State and local leaders are making decisions every day about the COVID-19 pandemic that are met with praise and criticism. In this segment of "The Hot Seat," we hear from a pair of faith leaders about the decisions ahead.
Pastor Antwon Funches of St. Paul Missionary Baptist Church in Freeport is reaching congregants virtually these days. That includes Facebook Live services with a skeleton crew. He expects that will be the case for at least another month as they prepare the building.
“We've already sectioned off our site for six foot social distancing,” Funches said. “We've already made provisions for hand sanitizers and things of that nature, sanitizing stations, we will be checking temperatures as people enter the building. We will not reopen just because some guys that sit in the White House or sit in the governor's mansion tell us to do so. No, I have a responsibility to my congregation to make sure that their place of worship is safe to worship.”
He says it would be irresponsible to come back right now.
“When you think in terms of the African American community, we are disproportionately affected by this virus,” Funches said. “We don't have that health care structure in place where if someone did contract the virus, they will be able to go and get tested immediately. That's not in place for us. And so with those factors, it just makes more sense for me to be more cognizant of my congregation than what someone else is doing. I'm not really responsible for other congregations-- just mine.”
Violet Johnicker is a pastor at Brooke Road United Methodist Church in Rockford. She says her church is following guidance from a larger governing structure within the denomination’s northern Illinois conference, which represents about the top third of the state. She says there is not a “reopening” committee; rather, they have a newly formed “health team.”
“But by calling it the 'health team,' we are naming that our priority is health and safety,” Johnicker said. “The founder of the Methodist Church, John Wesley, is known for having three simple rules. They are: ‘Do no harm, do good, and stay in love with God.’ And a lot of our church leadership has been reminding us of that 'Do no harm' is our very first rule, the most basic thing we can do is not cause harm.”
Johnicker says they have also leaned on social media for worship services and Bible studies.
“One of the ways that I am convinced that we can show 'love of neighbor' right now is to keep our church building closed,” Johnicker said. “And I recognize that not all Christians and not all religious folks would agree with that. I think people have very good intentions and wanting to make sure that they can worship together. I also believe deeply that worship spaces are sacred. I really miss being in the building where my son was baptized and where I have had the great honor of officiating over funerals and helping people to grieve in really difficult times.

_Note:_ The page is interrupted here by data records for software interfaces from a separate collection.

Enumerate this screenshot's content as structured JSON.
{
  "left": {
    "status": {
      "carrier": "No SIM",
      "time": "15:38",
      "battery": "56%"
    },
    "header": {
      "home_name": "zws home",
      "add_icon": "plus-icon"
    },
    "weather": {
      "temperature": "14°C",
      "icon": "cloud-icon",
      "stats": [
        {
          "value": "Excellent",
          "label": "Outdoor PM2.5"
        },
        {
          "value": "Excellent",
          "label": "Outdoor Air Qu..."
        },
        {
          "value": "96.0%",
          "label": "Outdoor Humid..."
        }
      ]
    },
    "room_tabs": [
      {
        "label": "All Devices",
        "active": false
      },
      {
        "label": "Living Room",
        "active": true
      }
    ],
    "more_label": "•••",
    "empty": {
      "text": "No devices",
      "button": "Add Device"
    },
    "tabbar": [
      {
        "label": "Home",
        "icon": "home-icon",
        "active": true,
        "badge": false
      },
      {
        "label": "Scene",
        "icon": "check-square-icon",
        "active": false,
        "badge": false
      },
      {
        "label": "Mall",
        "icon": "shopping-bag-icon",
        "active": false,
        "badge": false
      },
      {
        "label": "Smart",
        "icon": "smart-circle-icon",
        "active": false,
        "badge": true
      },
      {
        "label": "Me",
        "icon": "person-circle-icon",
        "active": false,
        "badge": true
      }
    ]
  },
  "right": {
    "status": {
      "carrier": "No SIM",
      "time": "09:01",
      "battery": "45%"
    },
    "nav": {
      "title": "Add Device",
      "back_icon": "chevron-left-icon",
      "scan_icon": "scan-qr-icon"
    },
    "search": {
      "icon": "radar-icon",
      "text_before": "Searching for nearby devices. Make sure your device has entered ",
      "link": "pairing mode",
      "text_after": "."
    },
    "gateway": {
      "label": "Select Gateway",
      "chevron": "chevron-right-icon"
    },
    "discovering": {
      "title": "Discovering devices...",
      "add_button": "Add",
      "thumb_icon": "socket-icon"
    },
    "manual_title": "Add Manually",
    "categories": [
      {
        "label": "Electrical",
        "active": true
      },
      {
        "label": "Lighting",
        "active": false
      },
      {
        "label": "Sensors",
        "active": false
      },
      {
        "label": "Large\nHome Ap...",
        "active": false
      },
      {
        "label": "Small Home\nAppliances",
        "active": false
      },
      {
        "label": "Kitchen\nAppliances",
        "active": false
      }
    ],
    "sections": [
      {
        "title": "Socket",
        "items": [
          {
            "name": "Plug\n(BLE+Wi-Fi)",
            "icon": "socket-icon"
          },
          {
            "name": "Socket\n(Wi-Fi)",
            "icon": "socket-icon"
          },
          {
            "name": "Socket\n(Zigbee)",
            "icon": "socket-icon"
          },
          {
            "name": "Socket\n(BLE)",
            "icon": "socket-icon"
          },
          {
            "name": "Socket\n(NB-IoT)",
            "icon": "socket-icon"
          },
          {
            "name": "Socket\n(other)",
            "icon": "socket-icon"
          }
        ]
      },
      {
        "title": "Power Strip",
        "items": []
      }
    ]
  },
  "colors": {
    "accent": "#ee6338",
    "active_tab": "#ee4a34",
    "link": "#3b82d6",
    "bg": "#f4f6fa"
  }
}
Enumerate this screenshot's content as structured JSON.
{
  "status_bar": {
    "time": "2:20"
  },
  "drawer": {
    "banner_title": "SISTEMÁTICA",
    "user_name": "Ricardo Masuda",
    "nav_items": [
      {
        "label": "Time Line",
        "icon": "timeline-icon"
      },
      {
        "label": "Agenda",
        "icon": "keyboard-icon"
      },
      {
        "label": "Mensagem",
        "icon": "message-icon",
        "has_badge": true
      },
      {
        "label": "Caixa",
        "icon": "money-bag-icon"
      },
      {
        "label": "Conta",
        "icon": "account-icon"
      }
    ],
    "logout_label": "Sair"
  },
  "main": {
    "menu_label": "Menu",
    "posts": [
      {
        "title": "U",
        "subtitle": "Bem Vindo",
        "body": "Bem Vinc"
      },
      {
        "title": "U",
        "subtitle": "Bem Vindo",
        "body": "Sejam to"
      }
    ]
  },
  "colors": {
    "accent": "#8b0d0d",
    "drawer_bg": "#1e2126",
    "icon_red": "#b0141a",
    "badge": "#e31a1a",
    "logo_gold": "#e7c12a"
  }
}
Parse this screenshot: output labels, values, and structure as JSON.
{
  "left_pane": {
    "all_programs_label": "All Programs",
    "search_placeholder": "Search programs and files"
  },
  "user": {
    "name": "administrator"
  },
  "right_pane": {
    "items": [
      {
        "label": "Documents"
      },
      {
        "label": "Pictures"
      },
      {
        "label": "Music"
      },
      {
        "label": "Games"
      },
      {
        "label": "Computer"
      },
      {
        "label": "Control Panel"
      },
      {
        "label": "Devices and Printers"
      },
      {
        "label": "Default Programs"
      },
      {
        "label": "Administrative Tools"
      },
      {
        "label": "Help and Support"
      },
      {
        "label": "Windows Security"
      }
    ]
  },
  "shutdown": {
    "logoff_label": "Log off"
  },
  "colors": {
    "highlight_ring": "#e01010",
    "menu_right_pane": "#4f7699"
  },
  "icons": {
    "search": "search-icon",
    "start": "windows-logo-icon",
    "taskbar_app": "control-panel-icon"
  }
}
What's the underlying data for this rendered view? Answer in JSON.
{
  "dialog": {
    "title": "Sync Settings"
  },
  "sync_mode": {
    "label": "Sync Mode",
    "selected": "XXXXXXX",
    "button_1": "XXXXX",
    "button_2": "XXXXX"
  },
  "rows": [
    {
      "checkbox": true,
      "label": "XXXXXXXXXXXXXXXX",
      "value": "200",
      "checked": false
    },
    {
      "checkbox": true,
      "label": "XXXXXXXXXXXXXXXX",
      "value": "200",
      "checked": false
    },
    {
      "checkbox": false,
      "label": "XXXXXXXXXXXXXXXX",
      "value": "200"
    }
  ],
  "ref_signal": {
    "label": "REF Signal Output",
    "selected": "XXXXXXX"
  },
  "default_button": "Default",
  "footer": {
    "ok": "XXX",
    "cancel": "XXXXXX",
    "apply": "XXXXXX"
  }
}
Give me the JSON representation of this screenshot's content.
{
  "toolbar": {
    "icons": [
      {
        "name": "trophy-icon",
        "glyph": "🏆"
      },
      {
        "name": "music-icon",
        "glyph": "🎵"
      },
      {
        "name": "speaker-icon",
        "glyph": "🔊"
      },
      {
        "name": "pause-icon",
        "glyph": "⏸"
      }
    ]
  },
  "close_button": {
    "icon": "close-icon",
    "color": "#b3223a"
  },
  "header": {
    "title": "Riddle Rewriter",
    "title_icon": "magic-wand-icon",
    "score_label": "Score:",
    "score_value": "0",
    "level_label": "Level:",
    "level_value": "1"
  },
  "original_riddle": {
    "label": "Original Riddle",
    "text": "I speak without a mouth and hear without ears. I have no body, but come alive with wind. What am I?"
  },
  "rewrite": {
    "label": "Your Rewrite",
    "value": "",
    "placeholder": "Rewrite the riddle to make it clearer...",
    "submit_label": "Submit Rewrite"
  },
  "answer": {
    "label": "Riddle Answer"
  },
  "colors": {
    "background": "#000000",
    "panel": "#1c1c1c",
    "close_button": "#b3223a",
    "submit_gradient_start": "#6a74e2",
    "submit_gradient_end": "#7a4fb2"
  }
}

But part of what goes into my decision making right now is the very hard, literal truth that I don't want to do more funerals.”
She says spaces for fellowship beyond the worship services themselves have also emerged -- her church family has been chatting informally during “Lunch with Lincoln” events on Facebook and they’ve given her tips on starting a vegetable garden.
“I just think language matters so much here when people have been saying things like churches are closed.” Johnicker said. “That's just not true. Church buildings are closed, but the church has left the building for a while. The church’s online, the church’s on the phone, the church’s out in the community. Our congregation is still doing incredible mission work.”
Pastor Funches says not every decision will be met with unanimous support.
“That means I'm in good company. Every decision Jesus made, he was always met with some type of praise or criticism,” Funches said.
And Funches says it hasn’t slowed down the message.